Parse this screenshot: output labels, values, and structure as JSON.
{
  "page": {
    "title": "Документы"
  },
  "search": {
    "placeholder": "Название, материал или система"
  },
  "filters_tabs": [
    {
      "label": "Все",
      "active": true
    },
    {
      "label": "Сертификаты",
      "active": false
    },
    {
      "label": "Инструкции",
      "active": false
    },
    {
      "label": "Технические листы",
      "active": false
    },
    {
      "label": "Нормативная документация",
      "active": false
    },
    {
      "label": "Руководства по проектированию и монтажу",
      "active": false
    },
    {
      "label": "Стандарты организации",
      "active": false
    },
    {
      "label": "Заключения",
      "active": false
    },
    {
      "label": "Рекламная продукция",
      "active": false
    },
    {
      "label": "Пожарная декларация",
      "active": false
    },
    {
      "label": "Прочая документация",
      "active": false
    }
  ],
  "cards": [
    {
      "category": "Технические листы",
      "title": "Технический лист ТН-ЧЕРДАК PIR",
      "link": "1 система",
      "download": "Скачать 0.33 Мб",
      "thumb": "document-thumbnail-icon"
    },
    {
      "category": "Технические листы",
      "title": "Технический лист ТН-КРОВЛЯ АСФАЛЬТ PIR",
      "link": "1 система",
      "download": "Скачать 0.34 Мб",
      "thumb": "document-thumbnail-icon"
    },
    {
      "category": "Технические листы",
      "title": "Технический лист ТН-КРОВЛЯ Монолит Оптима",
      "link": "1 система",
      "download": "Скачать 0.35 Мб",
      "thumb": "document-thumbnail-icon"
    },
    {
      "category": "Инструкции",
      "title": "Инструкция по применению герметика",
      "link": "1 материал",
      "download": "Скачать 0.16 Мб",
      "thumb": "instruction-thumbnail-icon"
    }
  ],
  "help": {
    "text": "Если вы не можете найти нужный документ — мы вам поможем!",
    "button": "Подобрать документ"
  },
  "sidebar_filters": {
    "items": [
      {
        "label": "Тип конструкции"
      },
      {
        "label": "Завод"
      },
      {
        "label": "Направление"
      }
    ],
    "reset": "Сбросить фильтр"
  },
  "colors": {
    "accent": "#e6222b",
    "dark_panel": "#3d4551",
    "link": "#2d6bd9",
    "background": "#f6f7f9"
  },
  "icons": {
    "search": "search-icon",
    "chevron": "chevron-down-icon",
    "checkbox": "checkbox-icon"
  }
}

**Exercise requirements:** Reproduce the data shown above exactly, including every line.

**Result of the exercise:**
Parse this screenshot: output labels, values, and structure as JSON.
{
  "page": {
    "title": "Документы"
  },
  "search": {
    "placeholder": "Название, материал или система"
  },
  "filters_tabs": [
    {
      "label": "Все",
      "active": true
    },
    {
      "label": "Сертификаты",
      "active": false
    },
    {
      "label": "Инструкции",
      "active": false
    },
    {
      "label": "Технические листы",
      "active": false
    },
    {
      "label": "Нормативная документация",
      "active": false
    },
    {
      "label": "Руководства по проектированию и монтажу",
      "active": false
    },
    {
      "label": "Стандарты организации",
      "active": false
    },
    {
      "label": "Заключения",
      "active": false
    },
    {
      "label": "Рекламная продукция",
      "active": false
    },
    {
      "label": "Пожарная декларация",
      "active": false
    },
    {
      "label": "Прочая документация",
      "active": false
    }
  ],
  "cards": [
    {
      "category": "Технические листы",
      "title": "Технический лист ТН-ЧЕРДАК PIR",
      "link": "1 система",
      "download": "Скачать 0.33 Мб",
      "thumb": "document-thumbnail-icon"
    },
    {
      "category": "Технические листы",
      "title": "Технический лист ТН-КРОВЛЯ АСФАЛЬТ PIR",
      "link": "1 система",
      "download": "Скачать 0.34 Мб",
      "thumb": "document-thumbnail-icon"
    },
    {
      "category": "Технические листы",
      "title": "Технический лист ТН-КРОВЛЯ Монолит Оптима",
      "link": "1 система",
      "download": "Скачать 0.35 Мб",
      "thumb": "document-thumbnail-icon"
    },
    {
      "category": "Инструкции",
      "title": "Инструкция по применению герметика",
      "link": "1 материал",
      "download": "Скачать 0.16 Мб",
      "thumb": "instruction-thumbnail-icon"
    }
  ],
  "help": {
    "text": "Если вы не можете найти нужный документ — мы вам поможем!",
    "button": "Подобрать документ"
  },
  "sidebar_filters": {
    "items": [
      {
        "label": "Тип конструкции"
      },
      {
        "label": "Завод"
      },
      {
        "label": "Направление"
      }
    ],
    "reset": "Сбросить фильтр"
  },
  "colors": {
    "accent": "#e6222b",
    "dark_panel": "#3d4551",
    "link": "#2d6bd9",
    "background": "#f6f7f9"
  },
  "icons": {
    "search": "search-icon",
    "chevron": "chevron-down-icon",
    "checkbox": "checkbox-icon"
  }
}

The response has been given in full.